By Gareth McNab, Money Advice Liaison Manager, Nationwide Building Society.
As someone who works to bring together the money advice sector and the creditor community as Money Advice Liaison Manager at Nationwide, the Money Advice Liaison Group (MALG) is an important network for me and I was pleased to be involved in the organisation of this year’s conference.
The theme of the MALG Conference 2017 was ‘shaping the future of money advice’ and the purpose was to bring a wide range of stakeholders together in one place to challenge our thinking on what we’re currently doing and start conversations that would lead to joint action.
With the rise of challenger banks and the increasing influence and relevance of fintech, it’s more important than ever that we talk to new people and discuss new ideas if we are going to make a real change that will shake up the future of money advice and get over some of the huge hurdles we face when it comes to capacity, funding, and delivery.
This year’s MALG Conference was different to those of the past and for some it possibly went a step too far but I found it to be a refreshing opportunity to think more laterally about how we can all work together to improve the lives of people in debt. Despite being involved in the development of the conference programme, there were three key questions coming out of the day that really surprised and challenged me. They were:

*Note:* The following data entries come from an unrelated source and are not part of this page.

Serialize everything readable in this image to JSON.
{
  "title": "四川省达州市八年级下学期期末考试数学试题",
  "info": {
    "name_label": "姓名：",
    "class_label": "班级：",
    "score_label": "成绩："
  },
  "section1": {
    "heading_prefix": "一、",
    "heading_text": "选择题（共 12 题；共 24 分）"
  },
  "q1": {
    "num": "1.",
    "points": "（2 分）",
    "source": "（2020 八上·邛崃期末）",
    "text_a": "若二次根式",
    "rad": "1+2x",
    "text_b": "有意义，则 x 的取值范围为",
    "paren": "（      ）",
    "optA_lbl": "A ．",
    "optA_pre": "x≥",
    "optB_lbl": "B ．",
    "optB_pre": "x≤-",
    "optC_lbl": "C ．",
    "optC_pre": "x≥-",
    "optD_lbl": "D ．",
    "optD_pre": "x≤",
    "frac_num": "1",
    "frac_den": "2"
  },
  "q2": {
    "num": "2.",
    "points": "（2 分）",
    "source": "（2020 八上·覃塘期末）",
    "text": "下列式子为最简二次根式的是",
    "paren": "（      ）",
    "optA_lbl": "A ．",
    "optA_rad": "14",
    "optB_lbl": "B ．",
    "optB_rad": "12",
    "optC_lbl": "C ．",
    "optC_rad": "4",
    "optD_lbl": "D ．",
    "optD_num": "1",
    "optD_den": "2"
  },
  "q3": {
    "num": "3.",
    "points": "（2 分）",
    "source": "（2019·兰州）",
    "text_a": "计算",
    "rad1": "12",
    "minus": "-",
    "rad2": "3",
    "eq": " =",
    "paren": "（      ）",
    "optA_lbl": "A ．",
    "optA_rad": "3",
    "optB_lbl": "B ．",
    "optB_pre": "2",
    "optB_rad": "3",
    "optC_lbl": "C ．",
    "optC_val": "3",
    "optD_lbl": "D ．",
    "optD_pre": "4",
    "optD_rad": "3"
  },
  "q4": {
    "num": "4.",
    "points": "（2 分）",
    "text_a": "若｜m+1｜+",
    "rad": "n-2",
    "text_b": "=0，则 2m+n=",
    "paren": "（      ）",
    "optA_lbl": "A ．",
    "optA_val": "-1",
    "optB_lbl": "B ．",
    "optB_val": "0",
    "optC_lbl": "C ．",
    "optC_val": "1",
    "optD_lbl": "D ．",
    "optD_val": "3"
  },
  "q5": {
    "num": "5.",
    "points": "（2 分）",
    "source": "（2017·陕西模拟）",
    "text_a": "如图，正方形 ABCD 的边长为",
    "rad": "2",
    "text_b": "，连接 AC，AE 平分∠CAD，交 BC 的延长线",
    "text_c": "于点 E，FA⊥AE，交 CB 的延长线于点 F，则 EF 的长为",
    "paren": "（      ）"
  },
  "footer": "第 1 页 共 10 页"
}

- What are we doing to help solve poverty in the UK?
Emma Stone of Joseph Rowntree Foundation (JRF) in her keynote presentation on ‘Solving poverty through re-thinking markets and growth’, stopped half way through to ask us all to talk to those next to us about what we are doing in our day to day jobs to help reduce poverty in the UK. Wow. What a challenge. We’re all working hard every day to improve the lives of people in debt but are we really thinking about the bigger picture? JRF has a five step plan to solve poverty in the UK and it has practical things within it that we can all do.
- What’s it going to take for fintech developers to work better with money advisers?
Peter Myatt, founder of fintech app Bean, which is designed to help consumers find, track and manage bills and subscriptions, delivered part of the fintech demo session. But rather than just selling his wares, he asked the audience a very pertinent question – what is it going to take for fintech developers to work better with money advisers? What a brilliant question and what a great place to ask it. It may seem simple but we all need to do this more. And it reminded me that MALG is the only forum that brings together such a diverse mix of people in the sector and encourages them to ask these challenging questions of each other.
- Do we REALLY understand money?
As money advisers we all think that we do. But Bruce Davis of Abundance really challenged our perceptions in his talk on the ‘social life of money’. As someone who works for a mortgage lender, his take on things simultaneously blew my mind and deeply offended me. My key take away from his session was that it’s not the banks or economists or accountants that can help people with money – it’s those that truly care about the welfare of those that have very little. And that is something that all of us involved in MALG aim to do.
- Did you know we still imprison people for Council Tax debt?
Alistair Chisholm of Payplan launched a new campaign to stop the imprisonment of those with Council Tax debt. Much of this is simply about raising awareness of the fact that this is something that still goes on the in UK and shining a light on the fact that it is an outdated and unfit practice that needs to change.
- Did you notice the gorilla at the party?!
This was one of the slightly more ‘out there’ questions of the day but Chris Fitch’s session on the psychology of vulnerability got us all questioning whether as advisers, creditors, collections professionals and others dealing with those in debt, we can sometimes miss things that are blindingly obvious by focusing on the wrong things. Chris’ special guest Alex Lewis (a quadruple amputee who told us about the ‘minor setback’ he suffered when contracted a terrible virus and how it had completely changed his mindset on life) gave us the most food for thought of the day when it came to addressing how we label and deal with those in vulnerable circumstances. Those who may seem incredibly vulnerable in some ways may actually be more than capable of dealing with those aspects of life, but there may be less obvious things that they need support with.
Those were some of my highlights from the day but there is much more to come out of the conference in terms of future joint action and we now need to continue working together on an ongoing basis to challenge each other to do better to improve the lives of people in debt. I look forward to continuing to be actively involved in MALG in 2018.